After their dramatic 5-1 embarrassment at the hands of the Dutch, Vicente del Bosque's Spain are facing the most extreme test of their extraordinary era in this World Cup in Brazil.
Never before has this La Roja generation been so comprehensively dismantled during their current reign, meaning lingering questions have suddenly become burning concerns for the defending champions.
Of course, it must be remembered that the Spaniards lost their opening match in South Africa in 2010, but now Del Bosque's men must contend with a whole new problem: goal difference.
Can Spain overcome their goal-difference problem in Brazil?
By conceding a staggering five goals against Louis van Gaal's Netherlands on Friday, Spain's World Cup defence has been left in tatters. While only the lower-ranked teams in Chile and Australia await the Spanish, any slip-up could see La Roja miss the knockout stage entirely.
Additionally, even if the Dutch were to falter in one of their remaining games, Spain's goal difference (minus-four) means heroics are required if they are to top their group with two victories. Consequently, a likely round of 16 clash with Brazil awaits the Spaniards if they do find a way to progress.
Del Bosque's task, therefore, is simple: Spain must discard their typical conservatism in the search for goals.
But does this team, an outfit renowned for its efficiency, have the attacking capacity to overcome their sudden goal-difference problem?
A look at Spain's recent history suggests that the current La Roja generation has been far from prolific in front of goal, despite their staggering run of success that commenced in 2008.
Across 26 combined games from the 2010 World Cup, Euro 2012, 2013 Confederations Cup and 2014 World Cup qualifying, Del Bosque's men have averaged just 1.88 goals per match.
|Competition||Games||Goals per Game||Games with 3+ Goals|
|2010 World Cup||7||1.14||0|
|2013 Confederations Cup||5||3.00||2|
|2014 World Cup Qualifying||8||1.75||1|
FIFA.com, UEFA.com, WhoScored.com
However, if you were to exclude the 10-0 victory over Tahiti last June, Spain have averaged just 1.56 goals per game in their major competitive outings from 2010 to the current campaign.

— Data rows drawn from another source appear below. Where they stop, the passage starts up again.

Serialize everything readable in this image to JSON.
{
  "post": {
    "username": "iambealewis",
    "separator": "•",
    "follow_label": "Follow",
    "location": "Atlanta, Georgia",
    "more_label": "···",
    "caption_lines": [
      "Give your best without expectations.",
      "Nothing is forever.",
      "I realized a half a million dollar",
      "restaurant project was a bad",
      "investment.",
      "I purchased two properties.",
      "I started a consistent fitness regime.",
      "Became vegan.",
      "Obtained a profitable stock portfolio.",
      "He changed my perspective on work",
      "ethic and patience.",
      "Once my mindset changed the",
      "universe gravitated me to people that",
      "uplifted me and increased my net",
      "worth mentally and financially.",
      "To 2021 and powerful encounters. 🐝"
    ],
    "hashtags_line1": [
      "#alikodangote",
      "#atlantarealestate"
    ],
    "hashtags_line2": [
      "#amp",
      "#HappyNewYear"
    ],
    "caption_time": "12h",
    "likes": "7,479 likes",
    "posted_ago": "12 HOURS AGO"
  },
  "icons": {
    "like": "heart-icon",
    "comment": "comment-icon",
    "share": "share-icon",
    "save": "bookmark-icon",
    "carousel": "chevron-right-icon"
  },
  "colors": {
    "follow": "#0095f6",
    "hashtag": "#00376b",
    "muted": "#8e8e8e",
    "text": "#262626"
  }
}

The world champions will certainly back themselves to defeat both Chile and Australia in the coming seven days. However, recent statistics suggest that Spain will struggle to overcome their goal-difference issue to top the Dutch in Group B—even if the Oranje suffer a loss in one of their two remaining games.
Such a dire goal difference also leaves little margin for error for the Spanish. If the Chileans managed to force a draw against the defending champions, Del Bosque's team—assuming the Dutch defeat Australia—would have a six-goal differential with Chile to overcome on the final day of matches in the group.
Another concern for Del Bosque will be the matter of where the goals can come from.
While Spain's possession dominance has typically strangled their opponents and reduced the need for heavy scoring, the team is now in an entirely different position in this World Cup.
Worryingly, the recent goal-scoring form of the squad's primary attacking options raises further questions. Had this team contained an array of players with prolific recent streaks in front of goal, La Roja's moderate scoring record in prior tournaments could have been somewhat dismissed.
But that's not the case.
Examining the records of Spain's attacking squadron in all matches (both domestic and international) since the beginning of March highlights the full extent of Del Bosque's headache in attack. Simply, there's little goal-scoring form within this La Roja outfit, even when performances in international friendlies are factored in, which is the case in the following set of data.
A Cause for Optimism?
If there's one factor that could help Spain's search for goals against Chile and Australia, it's variety and a depth of options.
Unlike a number of teams in this tournament, Del Bosque can relentlessly tinker with his attacking formation in search of the right mix.
Available to La Roja's manager are three primary systems: The team's conventional 4-2-3-1 with a genuine striker, an adapted 4-2-3-1 with a false nine and a Barcelona-like 4-3-3.
Additionally, the Spaniards can rotate all of Diego Costa, Fernando Torres, David Villa, Cesc Fabregas, David Silva, Andres Iniesta, Pedro, Juan Mata and Santi Cazorla through the primary attacking positions on the pitch.
That great volume of options at the manager's disposal marks this Spanish squad as the deepest outfit in the tournament, and on paper, they're capable of weaving through the lesser teams remaining in Group B.
However, both individually and collectively, statistics show his players have struggled to score heavily—a fact that's also true at both domestic and international level in recent months. If Spain are to overcome their goal-difference issue, Del Bosque must find a way to significantly, unprecedentedly elevate the threat posed by his vast array of options.
All player statistics courtesy of WhoScored.com.